Under any other circumstance, the Celtics would be ecstatic about holding a 3-0 lead on a team that beat them three out of four in the regular season and won nine more games. But this team has never been much for closing out games since it became a legit contender in 2008.
In 2008, the Celtics couldn't close out the Atlanta Hawks or Cleveland Cavaliers until Game 7. They lost a closeout game to the Los Angeles Lakers (Game 5) in the NBA Finals. Last year, they lost a closeout game to the Chicago Bulls (Game 6) and then two closeout games to the Magic. This year, Boston lost a closeout game to the Miami Heat on the road but was quick and ruthless at the first chance to eliminate Cleveland.

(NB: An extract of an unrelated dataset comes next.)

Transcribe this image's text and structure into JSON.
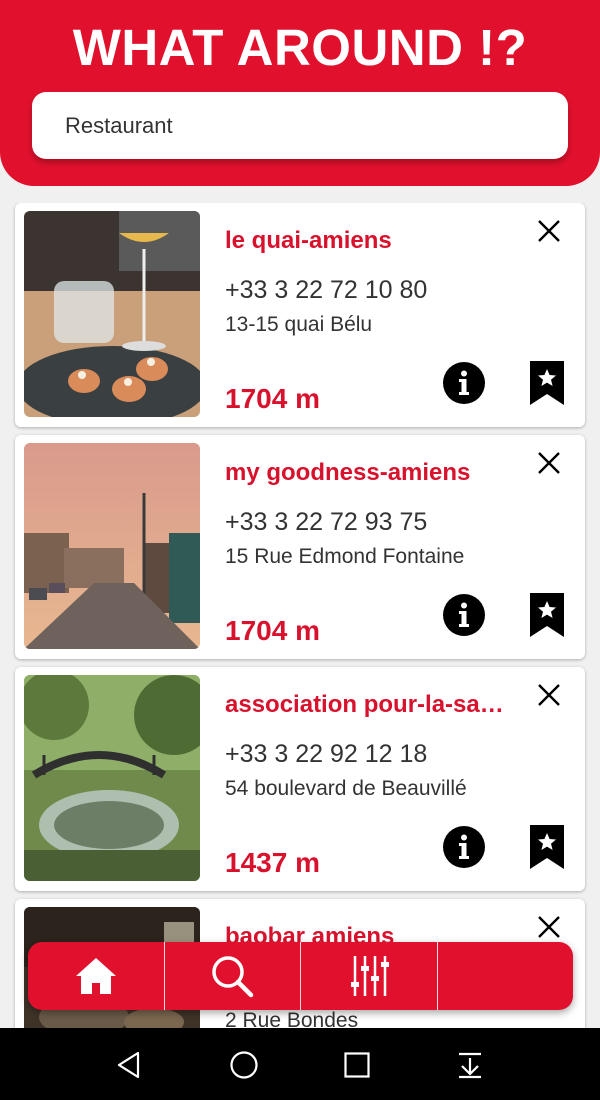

But here's the twist. All the aforementioned closeout games, with the exception of Game 7 last year in the conference semis and this year's win over the Cavs, were on the road. And Monday night, the Celtics were at home, where they had lost only once in the postseason (the Game 3 disgrace versus Cleveland.) The Magic looked to one and all like a team ready to go home for the summer. How could one interpret it any other way after the Game 3 fiasco and the overall one-sidedness of the series?
Instead, we got the team that finished with the second-best record in the NBA, a team that showed it wasn't quite ready to pack it in.

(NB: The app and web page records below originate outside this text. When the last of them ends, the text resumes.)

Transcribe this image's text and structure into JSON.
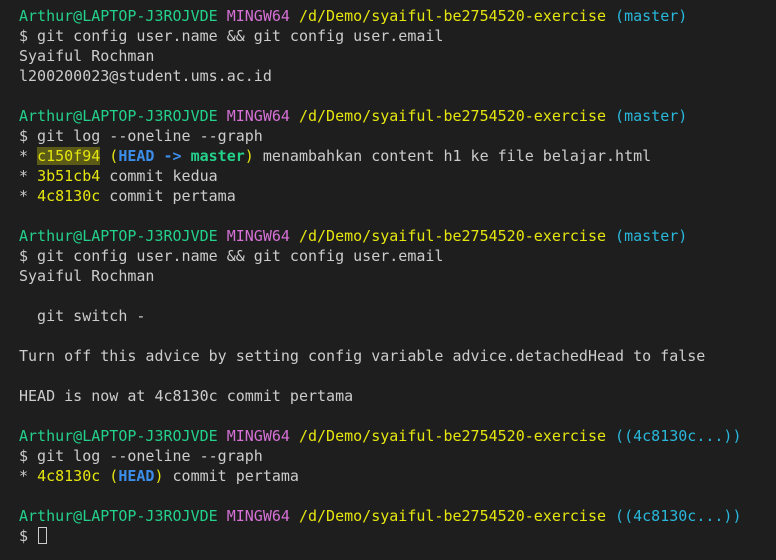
{
  "colors": {
    "background": "#1e1e1e",
    "text": "#cccccc",
    "user_host": "#23d18b",
    "msystem": "#d670d6",
    "path": "#e5e510",
    "branch": "#29b8db",
    "head": "#3b8eea",
    "master": "#23d18b"
  },
  "lines": [
    [
      {
        "t": "Arthur@LAPTOP-J3ROJVDE",
        "c": "user"
      },
      {
        "t": " ",
        "c": "text"
      },
      {
        "t": "MINGW64",
        "c": "msys"
      },
      {
        "t": " ",
        "c": "text"
      },
      {
        "t": "/d/Demo/syaiful-be2754520-exercise",
        "c": "path"
      },
      {
        "t": " ",
        "c": "text"
      },
      {
        "t": "(master)",
        "c": "branch"
      }
    ],
    [
      {
        "t": "$ git config user.name && git config user.email",
        "c": "text"
      }
    ],
    [
      {
        "t": "Syaiful Rochman",
        "c": "text"
      }
    ],
    [
      {
        "t": "l200200023@student.ums.ac.id",
        "c": "text"
      }
    ],
    [],
    [
      {
        "t": "Arthur@LAPTOP-J3ROJVDE",
        "c": "user"
      },
      {
        "t": " ",
        "c": "text"
      },
      {
        "t": "MINGW64",
        "c": "msys"
      },
      {
        "t": " ",
        "c": "text"
      },
      {
        "t": "/d/Demo/syaiful-be2754520-exercise",
        "c": "path"
      },
      {
        "t": " ",
        "c": "text"
      },
      {
        "t": "(master)",
        "c": "branch"
      }
    ],
    [
      {
        "t": "$ git log --oneline --graph",
        "c": "text"
      }
    ],
    [
      {
        "t": "* ",
        "c": "text"
      },
      {
        "t": "c150f94",
        "c": "hash",
        "hl": true
      },
      {
        "t": " (",
        "c": "hash"
      },
      {
        "t": "HEAD -> ",
        "c": "head"
      },
      {
        "t": "master",
        "c": "master"
      },
      {
        "t": ")",
        "c": "hash"
      },
      {
        "t": " menambahkan content h1 ke file belajar.html",
        "c": "text"
      }
    ],
    [
      {
        "t": "* ",
        "c": "text"
      },
      {
        "t": "3b51cb4",
        "c": "hash"
      },
      {
        "t": " commit kedua",
        "c": "text"
      }
    ],
    [
      {
        "t": "* ",
        "c": "text"
      },
      {
        "t": "4c8130c",
        "c": "hash"
      },
      {
        "t": " commit pertama",
        "c": "text"
      }
    ],
    [],
    [
      {
        "t": "Arthur@LAPTOP-J3ROJVDE",
        "c": "user"
      },
      {
        "t": " ",
        "c": "text"
      },
      {
        "t": "MINGW64",
        "c": "msys"
      },
      {
        "t": " ",
        "c": "text"
      },
      {
        "t": "/d/Demo/syaiful-be2754520-exercise",
        "c": "path"
      },
      {
        "t": " ",
        "c": "text"
      },
      {
        "t": "(master)",
        "c": "branch"
      }
    ],
    [
      {
        "t": "$ git config user.name && git config user.email",
        "c": "text"
      }
    ],
    [
      {
        "t": "Syaiful Rochman",
        "c": "text"
      }
    ],
    [],
    [
      {
        "t": "  git switch -",
        "c": "text"
      }
    ],
    [],
    [
      {
        "t": "Turn off this advice by setting config variable advice.detachedHead to false",
        "c": "text"
      }
    ],
    [],
    [
      {
        "t": "HEAD is now at 4c8130c commit pertama",
        "c": "text"
      }
    ],
    [],
    [
      {
        "t": "Arthur@LAPTOP-J3ROJVDE",
        "c": "user"
      },
      {
        "t": " ",
        "c": "text"
      },
      {
        "t": "MINGW64",
        "c": "msys"
      },
      {
        "t": " ",
        "c": "text"
      },
      {
        "t": "/d/Demo/syaiful-be2754520-exercise",
        "c": "path"
      },
      {
        "t": " ",
        "c": "text"
      },
      {
        "t": "((4c8130c...))",
        "c": "branch"
      }
    ],
    [
      {
        "t": "$ git log --oneline --graph",
        "c": "text"
      }
    ],
    [
      {
        "t": "* ",
        "c": "text"
      },
      {
        "t": "4c8130c",
        "c": "hash"
      },
      {
        "t": " (",
        "c": "hash"
      },
      {
        "t": "HEAD",
        "c": "head"
      },
      {
        "t": ")",
        "c": "hash"
      },
      {
        "t": " commit pertama",
        "c": "text"
      }
    ],
    [],
    [
      {
        "t": "Arthur@LAPTOP-J3ROJVDE",
        "c": "user"
      },
      {
        "t": " ",
        "c": "text"
      },
      {
        "t": "MINGW64",
        "c": "msys"
      },
      {
        "t": " ",
        "c": "text"
      },
      {
        "t": "/d/Demo/syaiful-be2754520-exercise",
        "c": "path"
      },
      {
        "t": " ",
        "c": "text"
      },
      {
        "t": "((4c8130c...))",
        "c": "branch"
      }
    ],
    [
      {
        "t": "$ ",
        "c": "text"
      },
      {
        "t": "",
        "c": "cursor"
      }
    ]
  ]
}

"At some point, somebody is going to come from 3-0 down and win a series,'' Van Gundy said. "The only thing I knew for sure was it would start by winning Game 4. I figured that one out."
And now the Celtics have to figure out how to stop this thing from going any further. Before Game 4, the only ones rooting for a return to Orlando were the Magic themselves and JetBlue. Now, the Celtics have to go back to Hooterville once more, ever mindful of what they failed to accomplish.
"The way I look at it now, we got to take one game at a time," Rivers said. "But if they're looking at it, they have two home games and we only have one. We've just made it more difficult for ourselves. But listen, no one said this was going to be easy. We've made it tough now. So that's fine. We just have to get on the plane, go watch film and get ready for the next one."
Hopefully, for their sake, it will be the last one.
Longtime Celtics reporter Peter May is a contributor to ESPNBoston.com.